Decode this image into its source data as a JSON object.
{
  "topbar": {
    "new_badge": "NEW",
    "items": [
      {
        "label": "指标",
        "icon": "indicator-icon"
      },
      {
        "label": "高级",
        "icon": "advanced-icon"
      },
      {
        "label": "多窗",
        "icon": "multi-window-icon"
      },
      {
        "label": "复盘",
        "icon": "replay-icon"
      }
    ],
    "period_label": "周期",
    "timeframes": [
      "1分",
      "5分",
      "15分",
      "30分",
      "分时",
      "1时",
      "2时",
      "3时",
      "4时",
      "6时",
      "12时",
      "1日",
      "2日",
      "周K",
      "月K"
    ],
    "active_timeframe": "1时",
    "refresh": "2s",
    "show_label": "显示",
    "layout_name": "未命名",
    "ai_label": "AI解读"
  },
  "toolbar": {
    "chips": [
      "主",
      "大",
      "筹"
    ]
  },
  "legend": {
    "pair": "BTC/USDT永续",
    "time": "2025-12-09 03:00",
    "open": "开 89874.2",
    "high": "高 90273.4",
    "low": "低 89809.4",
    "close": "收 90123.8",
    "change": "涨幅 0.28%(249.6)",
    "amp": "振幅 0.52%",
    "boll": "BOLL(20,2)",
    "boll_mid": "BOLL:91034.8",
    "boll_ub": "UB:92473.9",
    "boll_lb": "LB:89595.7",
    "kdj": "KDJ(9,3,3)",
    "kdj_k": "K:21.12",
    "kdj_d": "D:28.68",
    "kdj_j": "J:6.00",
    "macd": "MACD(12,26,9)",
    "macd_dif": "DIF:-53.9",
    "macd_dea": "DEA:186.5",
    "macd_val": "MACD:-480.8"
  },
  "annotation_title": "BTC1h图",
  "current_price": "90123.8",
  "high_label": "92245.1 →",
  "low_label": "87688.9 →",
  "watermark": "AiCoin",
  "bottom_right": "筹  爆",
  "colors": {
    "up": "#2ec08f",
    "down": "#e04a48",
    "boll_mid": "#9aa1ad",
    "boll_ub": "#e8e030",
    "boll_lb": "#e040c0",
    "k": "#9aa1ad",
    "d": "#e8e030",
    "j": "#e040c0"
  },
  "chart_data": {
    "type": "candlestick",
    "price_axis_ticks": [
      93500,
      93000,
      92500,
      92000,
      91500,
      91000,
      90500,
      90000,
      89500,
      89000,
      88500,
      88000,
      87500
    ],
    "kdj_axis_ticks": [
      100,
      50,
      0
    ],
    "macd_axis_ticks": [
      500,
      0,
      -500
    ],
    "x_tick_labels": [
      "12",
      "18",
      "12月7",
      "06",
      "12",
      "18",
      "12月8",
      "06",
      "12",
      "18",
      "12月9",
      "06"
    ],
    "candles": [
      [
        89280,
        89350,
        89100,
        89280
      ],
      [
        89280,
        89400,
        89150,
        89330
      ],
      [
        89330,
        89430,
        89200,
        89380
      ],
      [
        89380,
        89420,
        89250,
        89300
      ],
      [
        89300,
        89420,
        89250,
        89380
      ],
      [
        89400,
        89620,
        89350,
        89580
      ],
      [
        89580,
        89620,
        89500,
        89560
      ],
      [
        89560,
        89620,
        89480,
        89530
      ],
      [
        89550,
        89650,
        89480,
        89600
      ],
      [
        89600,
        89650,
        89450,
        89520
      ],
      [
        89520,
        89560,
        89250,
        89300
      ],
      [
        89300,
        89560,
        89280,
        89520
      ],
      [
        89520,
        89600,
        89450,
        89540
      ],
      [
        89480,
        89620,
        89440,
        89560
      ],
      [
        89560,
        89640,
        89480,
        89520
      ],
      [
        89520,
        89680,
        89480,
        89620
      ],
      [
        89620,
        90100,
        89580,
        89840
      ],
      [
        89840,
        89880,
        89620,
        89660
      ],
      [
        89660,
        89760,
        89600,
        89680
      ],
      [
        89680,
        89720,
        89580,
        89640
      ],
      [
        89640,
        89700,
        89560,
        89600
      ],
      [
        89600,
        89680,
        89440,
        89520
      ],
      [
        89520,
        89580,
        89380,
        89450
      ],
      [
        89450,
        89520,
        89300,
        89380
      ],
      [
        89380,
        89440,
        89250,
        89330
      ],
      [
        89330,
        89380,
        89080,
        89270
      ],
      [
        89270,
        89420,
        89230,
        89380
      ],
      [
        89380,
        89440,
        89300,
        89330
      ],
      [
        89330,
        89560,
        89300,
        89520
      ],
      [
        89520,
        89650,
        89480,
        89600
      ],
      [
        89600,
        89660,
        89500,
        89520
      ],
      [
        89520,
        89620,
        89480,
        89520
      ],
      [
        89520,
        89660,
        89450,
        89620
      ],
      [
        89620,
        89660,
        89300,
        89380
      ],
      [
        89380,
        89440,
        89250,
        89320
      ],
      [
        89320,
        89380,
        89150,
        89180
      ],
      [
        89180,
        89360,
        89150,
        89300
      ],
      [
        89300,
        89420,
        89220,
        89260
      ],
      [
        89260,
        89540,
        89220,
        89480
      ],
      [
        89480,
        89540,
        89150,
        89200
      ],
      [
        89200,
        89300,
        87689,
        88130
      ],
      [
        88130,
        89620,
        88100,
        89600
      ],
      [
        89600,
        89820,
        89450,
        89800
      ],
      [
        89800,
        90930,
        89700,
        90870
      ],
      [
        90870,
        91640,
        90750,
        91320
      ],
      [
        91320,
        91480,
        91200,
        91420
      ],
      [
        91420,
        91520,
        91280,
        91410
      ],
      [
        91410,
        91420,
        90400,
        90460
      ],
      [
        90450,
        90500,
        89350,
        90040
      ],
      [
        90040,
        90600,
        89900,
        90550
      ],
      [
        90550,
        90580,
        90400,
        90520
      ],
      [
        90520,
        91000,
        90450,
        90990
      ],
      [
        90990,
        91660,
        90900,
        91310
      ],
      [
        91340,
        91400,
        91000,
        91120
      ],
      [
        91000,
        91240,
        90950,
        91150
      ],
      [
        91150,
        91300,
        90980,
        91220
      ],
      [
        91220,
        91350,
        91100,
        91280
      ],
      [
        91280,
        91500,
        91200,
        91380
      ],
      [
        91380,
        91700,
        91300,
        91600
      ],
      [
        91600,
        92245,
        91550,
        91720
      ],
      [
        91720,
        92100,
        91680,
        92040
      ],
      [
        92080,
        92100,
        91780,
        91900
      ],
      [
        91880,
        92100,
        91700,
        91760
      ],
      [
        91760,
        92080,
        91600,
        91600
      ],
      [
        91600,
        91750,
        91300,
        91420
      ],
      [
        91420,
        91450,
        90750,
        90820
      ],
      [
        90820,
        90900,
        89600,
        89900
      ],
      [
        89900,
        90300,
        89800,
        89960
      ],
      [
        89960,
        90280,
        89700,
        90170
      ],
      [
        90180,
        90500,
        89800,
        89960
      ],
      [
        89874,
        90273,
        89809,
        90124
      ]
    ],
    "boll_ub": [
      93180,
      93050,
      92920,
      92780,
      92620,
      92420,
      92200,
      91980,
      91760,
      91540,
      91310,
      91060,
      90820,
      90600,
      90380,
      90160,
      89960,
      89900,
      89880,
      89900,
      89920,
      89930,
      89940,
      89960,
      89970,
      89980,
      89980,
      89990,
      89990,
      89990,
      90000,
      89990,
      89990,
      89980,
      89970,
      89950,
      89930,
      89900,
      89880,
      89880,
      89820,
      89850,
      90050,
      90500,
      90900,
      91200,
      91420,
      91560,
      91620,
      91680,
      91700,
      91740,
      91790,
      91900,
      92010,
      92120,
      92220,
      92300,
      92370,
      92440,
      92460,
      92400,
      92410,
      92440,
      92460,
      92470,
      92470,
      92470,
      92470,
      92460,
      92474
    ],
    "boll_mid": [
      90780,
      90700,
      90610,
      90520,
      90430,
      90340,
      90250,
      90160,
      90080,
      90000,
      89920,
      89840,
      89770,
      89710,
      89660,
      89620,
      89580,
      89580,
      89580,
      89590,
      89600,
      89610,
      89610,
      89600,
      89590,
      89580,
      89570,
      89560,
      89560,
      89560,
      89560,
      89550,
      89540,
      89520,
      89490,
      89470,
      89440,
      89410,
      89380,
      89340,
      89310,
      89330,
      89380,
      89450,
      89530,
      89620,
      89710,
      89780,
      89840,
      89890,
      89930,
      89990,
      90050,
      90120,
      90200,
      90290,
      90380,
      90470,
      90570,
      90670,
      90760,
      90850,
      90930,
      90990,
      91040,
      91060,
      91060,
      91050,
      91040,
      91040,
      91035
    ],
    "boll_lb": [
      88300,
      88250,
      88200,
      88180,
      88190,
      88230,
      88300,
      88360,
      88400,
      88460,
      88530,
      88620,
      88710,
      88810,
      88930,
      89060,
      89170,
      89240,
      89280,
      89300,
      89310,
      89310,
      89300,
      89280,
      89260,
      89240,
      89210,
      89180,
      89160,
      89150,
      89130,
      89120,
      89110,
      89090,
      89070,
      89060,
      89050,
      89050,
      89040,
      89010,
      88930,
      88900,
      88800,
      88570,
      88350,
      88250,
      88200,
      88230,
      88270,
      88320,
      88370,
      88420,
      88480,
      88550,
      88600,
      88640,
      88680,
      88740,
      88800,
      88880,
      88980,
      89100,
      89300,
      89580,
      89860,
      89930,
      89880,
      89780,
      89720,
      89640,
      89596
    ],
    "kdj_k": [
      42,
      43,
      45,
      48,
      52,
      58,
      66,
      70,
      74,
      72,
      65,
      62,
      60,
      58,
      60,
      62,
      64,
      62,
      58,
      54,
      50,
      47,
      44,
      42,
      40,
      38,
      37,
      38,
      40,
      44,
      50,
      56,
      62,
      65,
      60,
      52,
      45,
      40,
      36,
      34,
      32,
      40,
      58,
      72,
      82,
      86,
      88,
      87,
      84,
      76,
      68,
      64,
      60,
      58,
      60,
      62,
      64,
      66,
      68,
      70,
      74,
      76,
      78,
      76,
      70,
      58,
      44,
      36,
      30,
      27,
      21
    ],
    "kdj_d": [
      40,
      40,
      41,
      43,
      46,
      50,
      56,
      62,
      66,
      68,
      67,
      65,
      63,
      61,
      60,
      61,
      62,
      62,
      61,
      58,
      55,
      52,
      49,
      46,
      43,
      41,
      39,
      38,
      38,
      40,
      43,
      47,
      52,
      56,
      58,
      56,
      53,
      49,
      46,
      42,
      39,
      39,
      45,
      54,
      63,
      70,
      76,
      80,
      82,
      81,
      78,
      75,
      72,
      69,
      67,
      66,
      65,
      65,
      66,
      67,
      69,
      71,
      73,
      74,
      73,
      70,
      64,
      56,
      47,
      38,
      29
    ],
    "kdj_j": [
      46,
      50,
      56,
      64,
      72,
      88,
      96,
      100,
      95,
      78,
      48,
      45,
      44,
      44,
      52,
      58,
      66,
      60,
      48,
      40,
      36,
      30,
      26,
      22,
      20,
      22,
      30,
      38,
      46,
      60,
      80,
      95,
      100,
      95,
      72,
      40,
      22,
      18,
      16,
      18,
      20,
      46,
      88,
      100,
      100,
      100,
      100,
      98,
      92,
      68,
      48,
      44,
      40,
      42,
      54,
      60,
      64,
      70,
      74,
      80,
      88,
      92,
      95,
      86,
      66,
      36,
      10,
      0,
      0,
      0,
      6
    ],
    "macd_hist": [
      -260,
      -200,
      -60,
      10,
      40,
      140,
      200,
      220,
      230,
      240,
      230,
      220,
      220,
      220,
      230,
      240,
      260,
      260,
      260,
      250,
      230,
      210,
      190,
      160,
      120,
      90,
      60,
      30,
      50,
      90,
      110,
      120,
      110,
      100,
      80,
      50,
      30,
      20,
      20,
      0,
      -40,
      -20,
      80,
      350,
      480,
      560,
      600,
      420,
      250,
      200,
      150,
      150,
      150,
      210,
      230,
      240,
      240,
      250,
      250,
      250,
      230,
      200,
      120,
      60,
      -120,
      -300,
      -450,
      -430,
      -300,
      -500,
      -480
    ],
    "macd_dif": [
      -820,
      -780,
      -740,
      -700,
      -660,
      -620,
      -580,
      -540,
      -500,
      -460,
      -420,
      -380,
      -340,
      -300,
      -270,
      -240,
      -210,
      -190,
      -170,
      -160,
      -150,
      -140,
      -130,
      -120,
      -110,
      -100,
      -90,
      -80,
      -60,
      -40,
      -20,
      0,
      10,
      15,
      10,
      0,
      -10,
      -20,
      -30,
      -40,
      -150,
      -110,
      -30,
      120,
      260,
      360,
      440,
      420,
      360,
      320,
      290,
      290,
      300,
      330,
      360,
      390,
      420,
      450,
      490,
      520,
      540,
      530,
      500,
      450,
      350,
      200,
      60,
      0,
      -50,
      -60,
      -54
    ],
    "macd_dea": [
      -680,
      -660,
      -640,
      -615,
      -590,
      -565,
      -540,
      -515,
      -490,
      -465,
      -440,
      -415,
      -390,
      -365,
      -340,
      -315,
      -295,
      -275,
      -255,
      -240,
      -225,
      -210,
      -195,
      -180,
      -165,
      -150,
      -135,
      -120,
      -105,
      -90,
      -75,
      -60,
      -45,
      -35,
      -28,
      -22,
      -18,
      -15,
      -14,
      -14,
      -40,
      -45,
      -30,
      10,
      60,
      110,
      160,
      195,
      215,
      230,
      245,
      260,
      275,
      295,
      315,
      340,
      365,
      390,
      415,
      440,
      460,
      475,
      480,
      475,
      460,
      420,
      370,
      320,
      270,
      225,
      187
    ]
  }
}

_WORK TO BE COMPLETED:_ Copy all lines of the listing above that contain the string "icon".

_ANSWER SECTION:_
        "icon": "indicator-icon"
        "icon": "advanced-icon"
        "icon": "multi-window-icon"
        "icon": "replay-icon"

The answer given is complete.